Kristina Vitullo is a Director for Michael Page North America, having achieved an illustrious career in recruiting since she started in 2010. Today Kristina oversees a total of 24 people and manages several disciplines simultaneously.  I spoke to her to unpack the drivers for her success, and her experiences with being the only female director at the company.

Vitullo's Career Journey

  • 2010: Recent college graduate to Associate Recruitment Consultant in Financial Services within the Stamford, CT office
  • 2012: Promoted to Manager of Banking & Financial Services. Earned her spot (the first of many) on the PageGroup rewards trip for top billers – High Flyers – to London!
  • 2013: Launched the Procurement & Supply Chain discipline in New York City and relocated from CT.
  • 2014: Changed disciplines and oversaw Temp Corporate Accounting & Finance, expanding the business from 4 to 11 people.
  • 2015: Took over Page Personnel simultaneously. Achieved over $2M in revenue for the business, recognized twice internally as a member of the “Millionaire’s Club.”
  • Present: Oversees Corporate Accounting & Finance Temp, Page Personnel, and Human Resources in New York.

What edge do you think women have in the recruiting business?
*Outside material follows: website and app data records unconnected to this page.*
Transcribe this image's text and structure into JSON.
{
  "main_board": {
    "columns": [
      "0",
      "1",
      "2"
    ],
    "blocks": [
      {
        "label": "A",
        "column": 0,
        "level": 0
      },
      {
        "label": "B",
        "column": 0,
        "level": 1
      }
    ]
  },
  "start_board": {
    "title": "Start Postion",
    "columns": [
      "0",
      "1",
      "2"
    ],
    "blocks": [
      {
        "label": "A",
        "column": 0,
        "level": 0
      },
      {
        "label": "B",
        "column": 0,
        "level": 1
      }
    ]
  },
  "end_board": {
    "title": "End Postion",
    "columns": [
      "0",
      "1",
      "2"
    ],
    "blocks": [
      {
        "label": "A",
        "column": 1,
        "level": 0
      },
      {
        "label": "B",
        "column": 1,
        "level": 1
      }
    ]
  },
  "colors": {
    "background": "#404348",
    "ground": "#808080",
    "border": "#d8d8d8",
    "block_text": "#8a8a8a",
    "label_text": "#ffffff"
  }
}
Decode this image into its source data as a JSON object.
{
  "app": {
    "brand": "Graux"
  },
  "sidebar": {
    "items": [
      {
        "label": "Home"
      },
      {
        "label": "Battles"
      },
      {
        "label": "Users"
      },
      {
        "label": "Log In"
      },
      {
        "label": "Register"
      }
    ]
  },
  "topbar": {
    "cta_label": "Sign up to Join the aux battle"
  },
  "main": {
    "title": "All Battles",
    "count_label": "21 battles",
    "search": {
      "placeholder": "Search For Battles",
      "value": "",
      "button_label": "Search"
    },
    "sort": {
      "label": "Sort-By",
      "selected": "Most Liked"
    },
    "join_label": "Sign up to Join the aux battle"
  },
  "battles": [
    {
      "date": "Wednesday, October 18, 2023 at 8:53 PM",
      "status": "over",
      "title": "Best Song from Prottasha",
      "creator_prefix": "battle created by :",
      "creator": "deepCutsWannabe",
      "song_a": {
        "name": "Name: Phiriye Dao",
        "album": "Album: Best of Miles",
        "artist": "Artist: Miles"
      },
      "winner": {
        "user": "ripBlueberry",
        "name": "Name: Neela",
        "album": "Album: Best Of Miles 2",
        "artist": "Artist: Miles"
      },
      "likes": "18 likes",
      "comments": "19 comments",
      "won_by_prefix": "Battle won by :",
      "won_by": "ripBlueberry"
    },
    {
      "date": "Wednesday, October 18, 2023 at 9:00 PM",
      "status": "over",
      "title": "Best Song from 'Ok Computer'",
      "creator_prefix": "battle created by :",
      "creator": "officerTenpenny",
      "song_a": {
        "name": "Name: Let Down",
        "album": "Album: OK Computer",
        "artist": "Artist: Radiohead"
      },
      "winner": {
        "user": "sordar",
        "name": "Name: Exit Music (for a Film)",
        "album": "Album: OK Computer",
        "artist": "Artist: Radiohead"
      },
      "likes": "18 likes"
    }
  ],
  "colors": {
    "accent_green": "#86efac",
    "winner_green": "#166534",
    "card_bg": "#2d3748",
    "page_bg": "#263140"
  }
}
Women definitely have an edge when it comes to empathy. In the world of recruitment, you’re someone’s confidant, therapist, advisor and everything in between!  It is important to level with your candidates and clients in order to provide a short-term solution, but more importantly, build a long term relationship.
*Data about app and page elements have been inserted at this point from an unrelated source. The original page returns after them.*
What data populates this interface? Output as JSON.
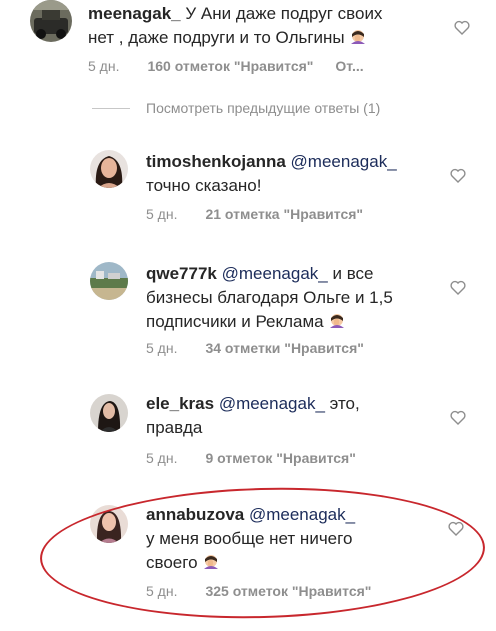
{
  "comments": [
    {
      "username": "meenagak_",
      "mention": "",
      "text_lines": [
        "У Ани даже подруг своих",
        "нет , даже подруги и то Ольгины"
      ],
      "age": "5 дн.",
      "likes": "160 отметок \"Нравится\"",
      "reply": "От..."
    },
    {
      "username": "timoshenkojanna",
      "mention": "@meenagak_",
      "text_lines": [
        "точно сказано!"
      ],
      "age": "5 дн.",
      "likes": "21 отметка \"Нравится\""
    },
    {
      "username": "qwe777k",
      "mention": "@meenagak_",
      "text_lines": [
        "и все",
        "бизнесы благодаря Ольге и 1,5",
        "подписчики и Реклама"
      ],
      "age": "5 дн.",
      "likes": "34 отметки \"Нравится\""
    },
    {
      "username": "ele_kras",
      "mention": "@meenagak_",
      "text_lines": [
        "это,",
        "правда"
      ],
      "age": "5 дн.",
      "likes": "9 отметок \"Нравится\""
    },
    {
      "username": "annabuzova",
      "mention": "@meenagak_",
      "text_lines": [
        "у меня вообще нет ничего",
        "своего"
      ],
      "age": "5 дн.",
      "likes": "325 отметок \"Нравится\""
    }
  ],
  "view_previous": "Посмотреть предыдущие ответы (1)",
  "icons": {
    "like": "heart-outline-icon",
    "emoji": "facepalm-emoji-icon"
  },
  "colors": {
    "highlight_circle": "#c8272d",
    "meta_text": "#8e8e8e"
  }
}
What is it like to be a woman in a male-dominated field, and to be the only female Director at PageGroup?

I have to say this is an interesting question because I don’t think about it, but it is a massive accomplishment that I am extremely proud of. What it means for me, and hopefully to those coming up the ranks, is that I’m paving the path. I’m excited for the day when I’m not the only female Director and something tells me that will be soon!

Why do you think fewer women are at the top in general? How can more women break through to leadership level?
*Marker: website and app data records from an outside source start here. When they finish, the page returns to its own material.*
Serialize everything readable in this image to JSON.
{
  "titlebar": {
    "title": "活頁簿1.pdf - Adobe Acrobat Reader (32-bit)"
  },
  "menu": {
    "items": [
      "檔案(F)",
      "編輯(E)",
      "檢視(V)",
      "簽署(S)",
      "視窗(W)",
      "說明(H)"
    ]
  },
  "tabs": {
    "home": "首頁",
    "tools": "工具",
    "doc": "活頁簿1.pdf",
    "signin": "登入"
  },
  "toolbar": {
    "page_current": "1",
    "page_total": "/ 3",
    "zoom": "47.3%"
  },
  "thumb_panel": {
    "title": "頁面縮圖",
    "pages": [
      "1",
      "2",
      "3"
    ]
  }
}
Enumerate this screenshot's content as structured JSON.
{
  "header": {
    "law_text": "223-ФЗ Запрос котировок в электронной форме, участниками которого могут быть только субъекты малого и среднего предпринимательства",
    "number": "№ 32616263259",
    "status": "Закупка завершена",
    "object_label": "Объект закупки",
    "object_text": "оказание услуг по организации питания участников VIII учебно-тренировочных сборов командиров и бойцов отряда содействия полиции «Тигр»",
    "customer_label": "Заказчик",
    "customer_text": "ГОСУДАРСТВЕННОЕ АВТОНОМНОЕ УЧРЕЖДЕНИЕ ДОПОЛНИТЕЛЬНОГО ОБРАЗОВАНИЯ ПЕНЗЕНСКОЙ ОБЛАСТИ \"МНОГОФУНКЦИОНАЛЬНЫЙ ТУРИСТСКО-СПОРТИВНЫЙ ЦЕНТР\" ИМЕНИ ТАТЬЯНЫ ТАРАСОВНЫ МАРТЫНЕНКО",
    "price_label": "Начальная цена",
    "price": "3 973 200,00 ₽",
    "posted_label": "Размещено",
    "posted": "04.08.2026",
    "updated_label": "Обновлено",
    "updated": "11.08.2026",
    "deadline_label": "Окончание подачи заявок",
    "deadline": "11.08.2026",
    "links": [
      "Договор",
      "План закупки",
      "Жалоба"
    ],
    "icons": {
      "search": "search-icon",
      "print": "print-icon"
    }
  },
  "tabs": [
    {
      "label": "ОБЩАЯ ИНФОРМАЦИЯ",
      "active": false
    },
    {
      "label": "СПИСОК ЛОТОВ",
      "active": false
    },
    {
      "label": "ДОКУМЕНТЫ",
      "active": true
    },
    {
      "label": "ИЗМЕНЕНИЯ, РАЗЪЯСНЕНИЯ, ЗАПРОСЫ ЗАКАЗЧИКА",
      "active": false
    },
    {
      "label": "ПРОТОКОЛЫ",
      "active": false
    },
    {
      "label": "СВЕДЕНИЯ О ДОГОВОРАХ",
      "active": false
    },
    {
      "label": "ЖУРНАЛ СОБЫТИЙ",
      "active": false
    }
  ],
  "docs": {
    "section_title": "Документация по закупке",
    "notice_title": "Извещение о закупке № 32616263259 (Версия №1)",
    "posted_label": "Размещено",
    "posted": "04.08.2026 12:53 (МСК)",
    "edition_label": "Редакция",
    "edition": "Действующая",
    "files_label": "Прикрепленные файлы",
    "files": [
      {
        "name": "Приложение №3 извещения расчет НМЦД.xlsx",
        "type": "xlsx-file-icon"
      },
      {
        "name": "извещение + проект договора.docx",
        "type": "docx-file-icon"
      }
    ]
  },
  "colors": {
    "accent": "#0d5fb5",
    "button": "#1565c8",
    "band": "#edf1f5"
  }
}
The big factor it comes down to is communication. Women and men are innately different which is actually great. When both groups are represented it fuels amazing ideas and opportunities; if men and women alike took the time to understand how to appeal to the other, and listen to understand as opposed to respond, it would make a big difference.

Warren Buffet says that the best investment you can make is yourself. How have you invested in yourself?

My personal health and well-being must come first.  If you’re not in a good place mentally and physically how can you expect to help those around you? So with that, I schedule time in my calendar for regular workouts, aka my “me time,” just as I would for a client meeting, and keep with my passion for traveling. From a professional development standpoint, I’ve been fortunate enough to have a variety of different mentors and colleagues that have been able to influence my road to self-improvement. Plus, I always listen to input from people at all levels, from my seniors to my consultants. I’ll never be the finished product and knowing that is half the battle on the road to self-improvement!

Who are some of your role models?

My biggest role model has been my grandmother. She’s well past the age of what should be retirement and is still in agency recruitment. My grandmother has an absolute drive to succeed and provide for her family and friends. She’s very much an inspiration, as she started her career at a time when women in sales and business was not the norm.

What gets you up in the morning…what motivates you? What gives you a sense of purpose in your life and in your work?

The most important thing for me is to see my team succeed.  When someone learns a new skill, makes a placement or earns a promotion it drives me to keep mentoring.  I love feeling accomplished, checking something off my list and moving forward on a daily basis. 

You lead a team of 24 people, which is really impressive! Tell me more about what you’ve learned from managing so many people.

In management, you have to be a chameleon. No one person is the same, which means you can’t motivate, inspire, and mentor everyone with a “one size fits all approach.” The key is to really know your people. The number one reason people leave their job is due to poor management, so I take pride in what my role stands for. 

Connect with Kristina Vitullo on Linkedin if you are looking to hire top talent or find premium job opportunities within Interim Corporate Accounting & Finance and Human Resources in New York

The interview was conducted by Victoria Spadaccini, Senior Content Executive at Michael Page North America. Contact her for all things career advice, employer advice, psychology, writing/producing, or just to say hello!